-- Data for this task --
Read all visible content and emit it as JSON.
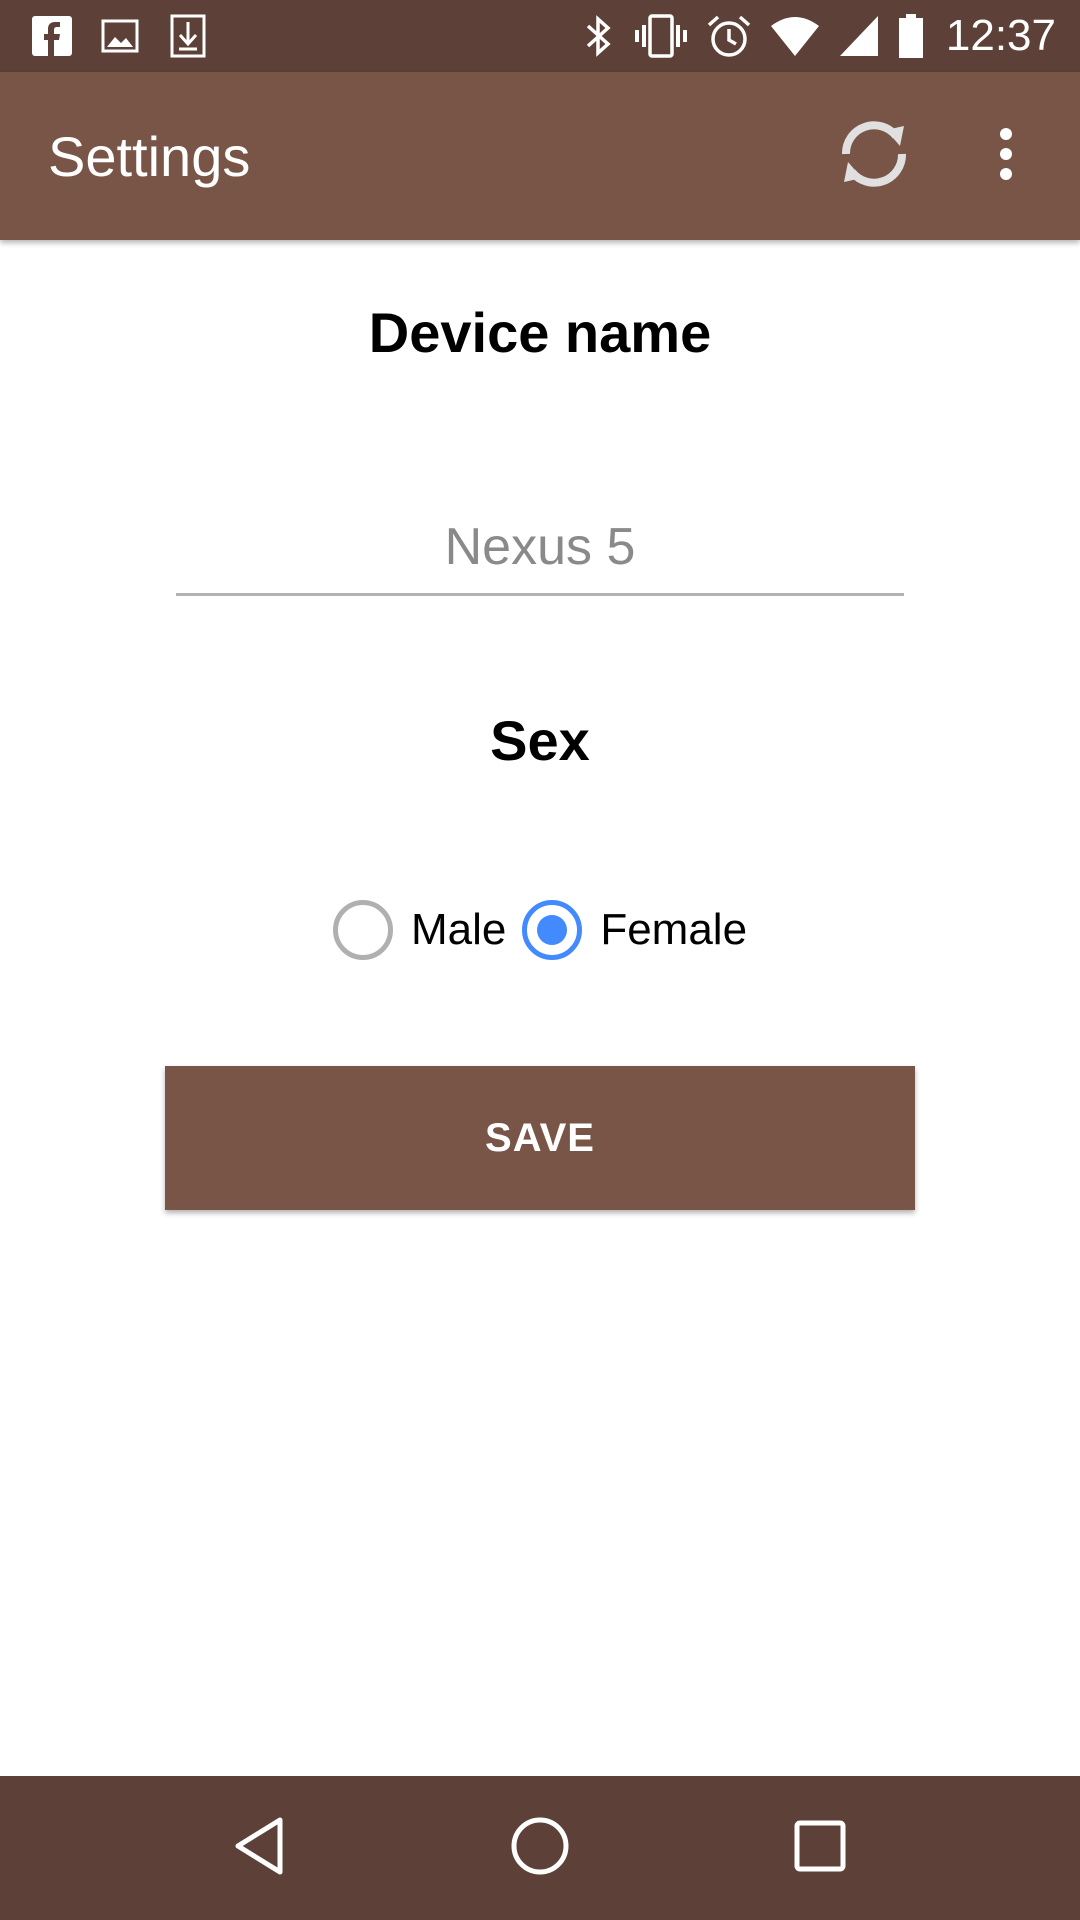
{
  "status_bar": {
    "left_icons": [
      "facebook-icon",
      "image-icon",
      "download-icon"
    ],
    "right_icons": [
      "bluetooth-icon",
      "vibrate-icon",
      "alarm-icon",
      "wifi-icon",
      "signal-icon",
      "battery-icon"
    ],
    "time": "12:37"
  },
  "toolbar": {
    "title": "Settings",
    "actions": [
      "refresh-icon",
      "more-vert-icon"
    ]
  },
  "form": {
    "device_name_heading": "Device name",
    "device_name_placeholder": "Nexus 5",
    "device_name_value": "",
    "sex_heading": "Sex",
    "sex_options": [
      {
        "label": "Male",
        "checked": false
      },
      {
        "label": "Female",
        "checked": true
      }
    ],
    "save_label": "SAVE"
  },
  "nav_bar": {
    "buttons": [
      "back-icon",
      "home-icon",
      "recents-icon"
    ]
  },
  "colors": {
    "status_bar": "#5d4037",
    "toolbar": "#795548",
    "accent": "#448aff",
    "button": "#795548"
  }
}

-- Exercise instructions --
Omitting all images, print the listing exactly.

-- Completed exercise --
Read all visible content and emit it as JSON.
{
  "status_bar": {
    "left_icons": [
      "facebook-icon",
      "image-icon",
      "download-icon"
    ],
    "right_icons": [
      "bluetooth-icon",
      "vibrate-icon",
      "alarm-icon",
      "wifi-icon",
      "signal-icon",
      "battery-icon"
    ],
    "time": "12:37"
  },
  "toolbar": {
    "title": "Settings",
    "actions": [
      "refresh-icon",
      "more-vert-icon"
    ]
  },
  "form": {
    "device_name_heading": "Device name",
    "device_name_placeholder": "Nexus 5",
    "device_name_value": "",
    "sex_heading": "Sex",
    "sex_options": [
      {
        "label": "Male",
        "checked": false
      },
      {
        "label": "Female",
        "checked": true
      }
    ],
    "save_label": "SAVE"
  },
  "nav_bar": {
    "buttons": [
      "back-icon",
      "home-icon",
      "recents-icon"
    ]
  },
  "colors": {
    "status_bar": "#5d4037",
    "toolbar": "#795548",
    "accent": "#448aff",
    "button": "#795548"
  }
}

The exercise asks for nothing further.